WHAT YOU NEED TO DO:
Images do not belong in the copy. Set down all the entries exactly.

ENTRIES SHOWN:
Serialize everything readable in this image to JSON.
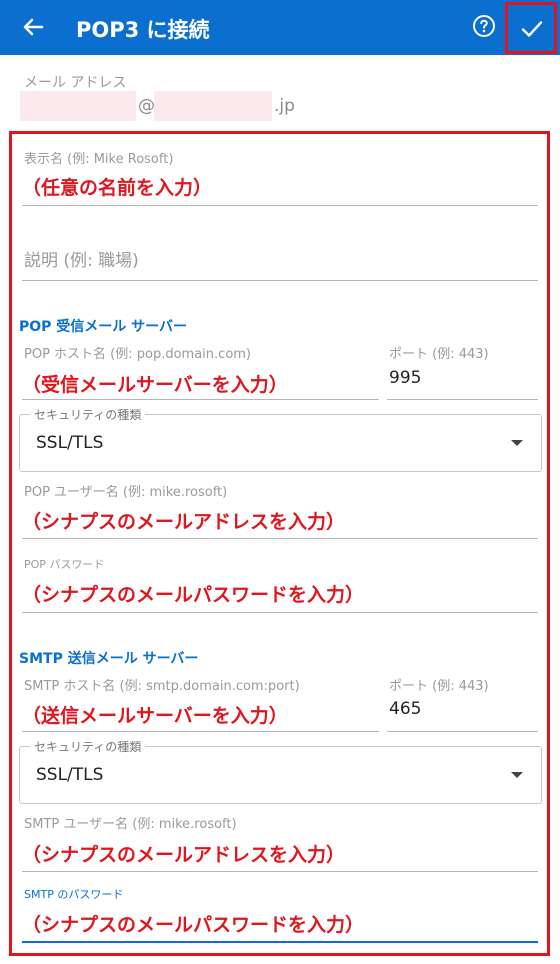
{
  "appbar": {
    "title": "POP3 に接続"
  },
  "email": {
    "label": "メール アドレス",
    "at": "@",
    "domain_suffix": ".jp"
  },
  "display_name": {
    "label": "表示名 (例: Mike Rosoft)",
    "annotation": "（任意の名前を入力）"
  },
  "description": {
    "placeholder": "説明 (例: 職場)"
  },
  "pop": {
    "section_title": "POP 受信メール サーバー",
    "host_label": "POP ホスト名 (例: pop.domain.com)",
    "host_annotation": "（受信メールサーバーを入力）",
    "port_label": "ポート (例: 443)",
    "port_value": "995",
    "security_label": "セキュリティの種類",
    "security_value": "SSL/TLS",
    "user_label": "POP ユーザー名 (例: mike.rosoft)",
    "user_annotation": "（シナプスのメールアドレスを入力）",
    "password_label": "POP パスワード",
    "password_annotation": "（シナプスのメールパスワードを入力）"
  },
  "smtp": {
    "section_title": "SMTP 送信メール サーバー",
    "host_label": "SMTP ホスト名 (例: smtp.domain.com:port)",
    "host_annotation": "（送信メールサーバーを入力）",
    "port_label": "ポート (例: 443)",
    "port_value": "465",
    "security_label": "セキュリティの種類",
    "security_value": "SSL/TLS",
    "user_label": "SMTP ユーザー名 (例: mike.rosoft)",
    "user_annotation": "（シナプスのメールアドレスを入力）",
    "password_label": "SMTP のパスワード",
    "password_annotation": "（シナプスのメールパスワードを入力）"
  },
  "colors": {
    "appbar": "#0a6fce",
    "annotation": "#e0161e",
    "accent": "#0a6fce"
  },
  "icons": {
    "back": "arrow-left-icon",
    "help": "help-circle-icon",
    "confirm": "check-icon",
    "dropdown": "chevron-down-icon"
  }
}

ANSWER TO THE PROBLEM:
Serialize everything readable in this image to JSON.
{
  "appbar": {
    "title": "POP3 に接続"
  },
  "email": {
    "label": "メール アドレス",
    "at": "@",
    "domain_suffix": ".jp"
  },
  "display_name": {
    "label": "表示名 (例: Mike Rosoft)",
    "annotation": "（任意の名前を入力）"
  },
  "description": {
    "placeholder": "説明 (例: 職場)"
  },
  "pop": {
    "section_title": "POP 受信メール サーバー",
    "host_label": "POP ホスト名 (例: pop.domain.com)",
    "host_annotation": "（受信メールサーバーを入力）",
    "port_label": "ポート (例: 443)",
    "port_value": "995",
    "security_label": "セキュリティの種類",
    "security_value": "SSL/TLS",
    "user_label": "POP ユーザー名 (例: mike.rosoft)",
    "user_annotation": "（シナプスのメールアドレスを入力）",
    "password_label": "POP パスワード",
    "password_annotation": "（シナプスのメールパスワードを入力）"
  },
  "smtp": {
    "section_title": "SMTP 送信メール サーバー",
    "host_label": "SMTP ホスト名 (例: smtp.domain.com:port)",
    "host_annotation": "（送信メールサーバーを入力）",
    "port_label": "ポート (例: 443)",
    "port_value": "465",
    "security_label": "セキュリティの種類",
    "security_value": "SSL/TLS",
    "user_label": "SMTP ユーザー名 (例: mike.rosoft)",
    "user_annotation": "（シナプスのメールアドレスを入力）",
    "password_label": "SMTP のパスワード",
    "password_annotation": "（シナプスのメールパスワードを入力）"
  },
  "colors": {
    "appbar": "#0a6fce",
    "annotation": "#e0161e",
    "accent": "#0a6fce"
  },
  "icons": {
    "back": "arrow-left-icon",
    "help": "help-circle-icon",
    "confirm": "check-icon",
    "dropdown": "chevron-down-icon"
  }
}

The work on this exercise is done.